All posts by adb108

Matariki 25 – 29 June

Matariki, Māori New Year takes place 25 – 29 June. It’s a time to celebrate new life and new beginnings, remember those who’ve passed and to plan for the future. It is a time to spend with whānau and friends, and enjoy kai (food), waiata (song), tākaro (games) and haka.

Matariki is the Māori name for a cluster of stars that rises around mid-winter. It is when crops were harvested and seafood, birds and crops were preserved for winter.

There are a number of community events taking place during Matariki, see what’s on in Christchurch here>

UC fire engineers warmly welcome new FENZ educational facility

Vice-Chancellor | Tumu Whakarae Professor Cheryl de la Rey and Hon Paul Swain Chairman of Fire and Emergency New Zealand turn the sod at the blessing of the new Ilam Fire Station.

Fire and Emergency broke ground on 6 June on a new facility on Creyke Road, beside the UC Engineering precinct which includes the Fire Lab.

The Fire Station and Fire Engineering Educational Training Facility will be a welcome addition to students and staff who will benefit from the hands-on practical learning and knowledge sharing.

Master’s student Vivian Ye is specialising in fire engineering. She participated in two summer research projects funded by Fire and Emergency – in 2017 she worked on “understanding and improving fire ventilation tactics in New Zealand” and in 2018 she investigated “existing methodologies for estimating fire flow requirements both domestically and internationally”.

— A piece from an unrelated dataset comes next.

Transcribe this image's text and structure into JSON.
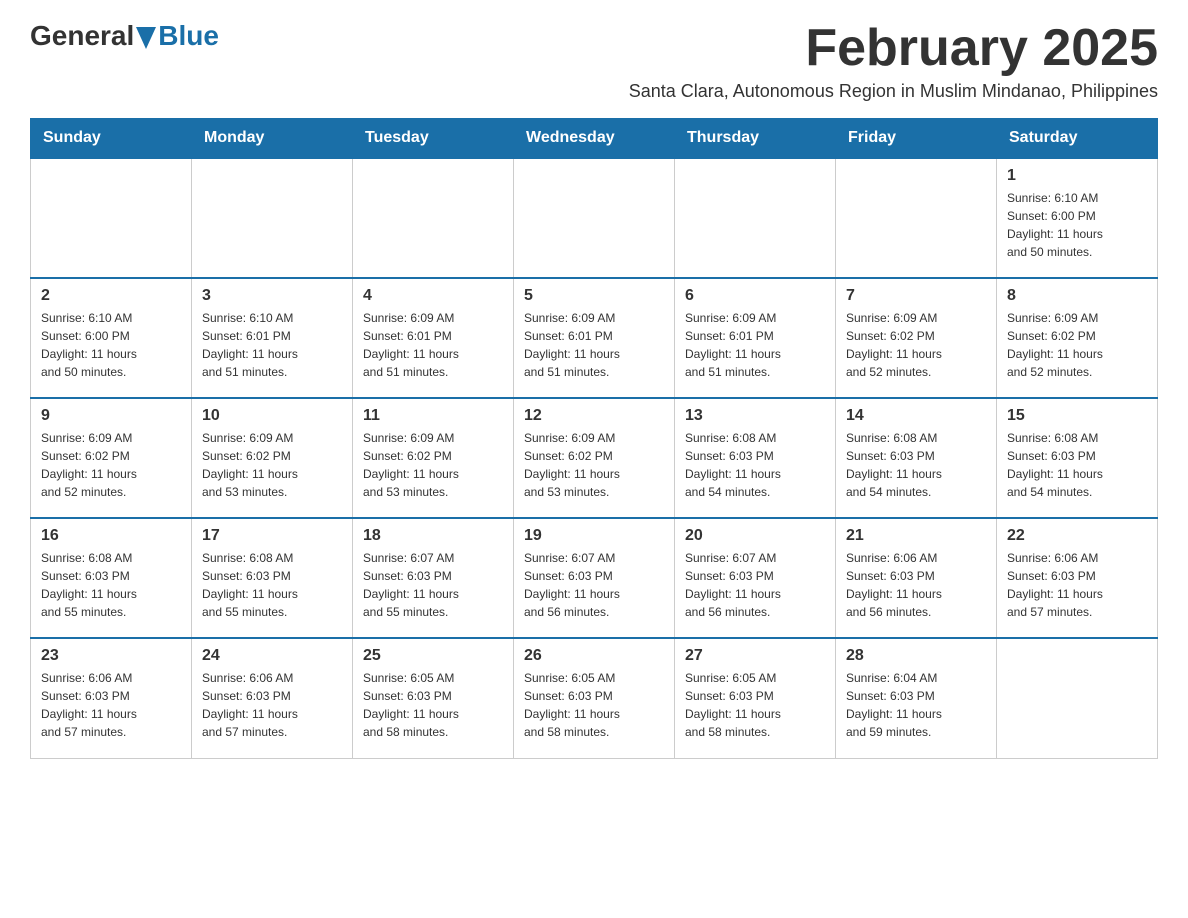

“The two research projects were financially supported by Fire and Emergency, which provided a great opportunity for me to contribute to on-going practical issues,” says Vivian.

Read the news story here>

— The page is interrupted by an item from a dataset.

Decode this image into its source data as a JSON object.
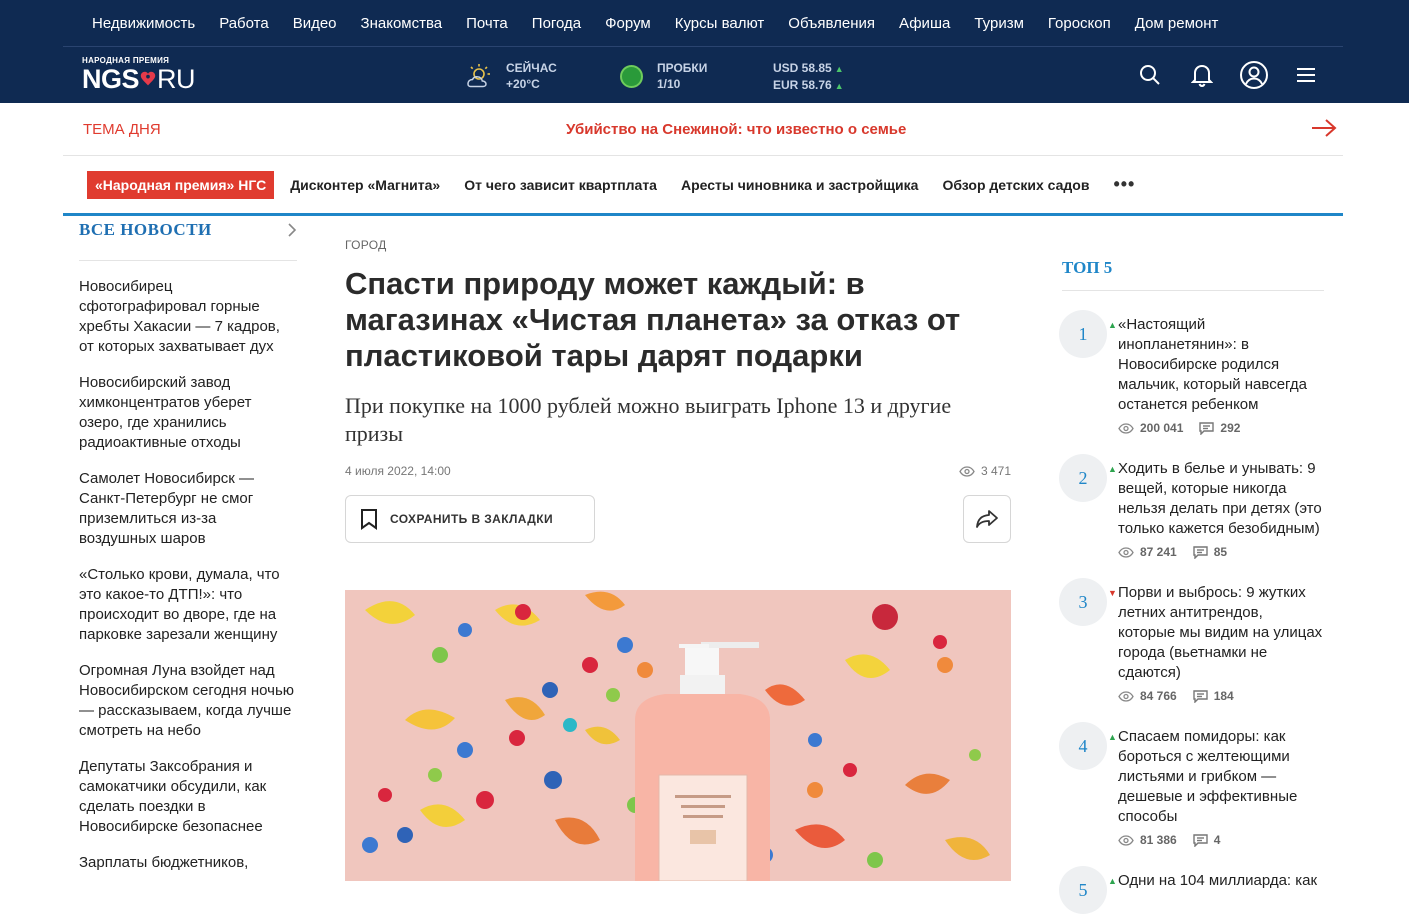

Spotting a social engineering scam

In some previous cyber security posts we’ve mentioned a couple of types of scams that use social engineering, eg. phishing. Social engineering is a way of tricking people into sharing their personal information.

Here, we’re going to talk about the equally dangerous non-technical social engineering attacks that we all may face.

These scammers use little pieces of information they already know about you to trick you into revealing sufficient information that they can then defraud you. This is called ‘pretexting’ or ‘vishing’ voice-phishing and is often done through a phone call.

If you receive a phone call you are uncertain about, hang-up the call and find a phone number for the organisation to call them back, don’t call any phone number the caller gives you.

It’s ok to say no – think about the information you are being asked for when filling out forms, having conversations or responding to emails:

  • is what they are saying believable?
  • why do they need this information?
  • are they making a reasonable request for this purpose?
  • is this person who they say they are?

Read these examples and check out this video to understand what social engineering might sound like. Read more about cyber security and reporting incidents at UC here>

Hi, this is Tracey calling from {Your Bank}.

We’ve blocked some suspicious overseas charges made on your card ending {last 4 digits of your card}, and we’d like to check on these with you, if that’s OK.

Before we can do that I need to run you through some security checks.

Can you please confirm the billing address for the card is correct?

Great thanks. Can you please confirm your mother’s maiden name? 

OK, we’re good to go. Have you been to a restaurant called La Roux earlier today? Spending $43.20?

No, OK, we’ll need to cancel your card and issue you a new one.

Don’t worry, we can get the new card to you quickly, if I get this processed now I can get it to you in the next 48hrs.

To make things easy for you I can make sure the same PIN number is used so you will be able to use the card straight away.

If you can confirm your PIN number I’ll get that added.

Awesome, that is done, your new card is on its way.

As you can see the scammer now has your card number, answer to your security question and current PIN number.

This example would be carried out after a wallet has been stolen. The initial information comes from a receipt found in your wallet.

Hi {your name},

This is Tracey from {names a store you have a receipt from found in your wallet}, you’ve won a gift card worth $150 that you can pick up next time you are in the {names location of the store from the receipt} store.

To secure the card for you I need to put a PIN number on the it, what PIN number would you like me to add to the card?

All done. That card will be waiting for you in store.

Have a good day.”

Unfortunately, most people will provide their own banking PIN number, because by human nature, we’re lazy and use the same PIN numbers or passwords for multiple purposes.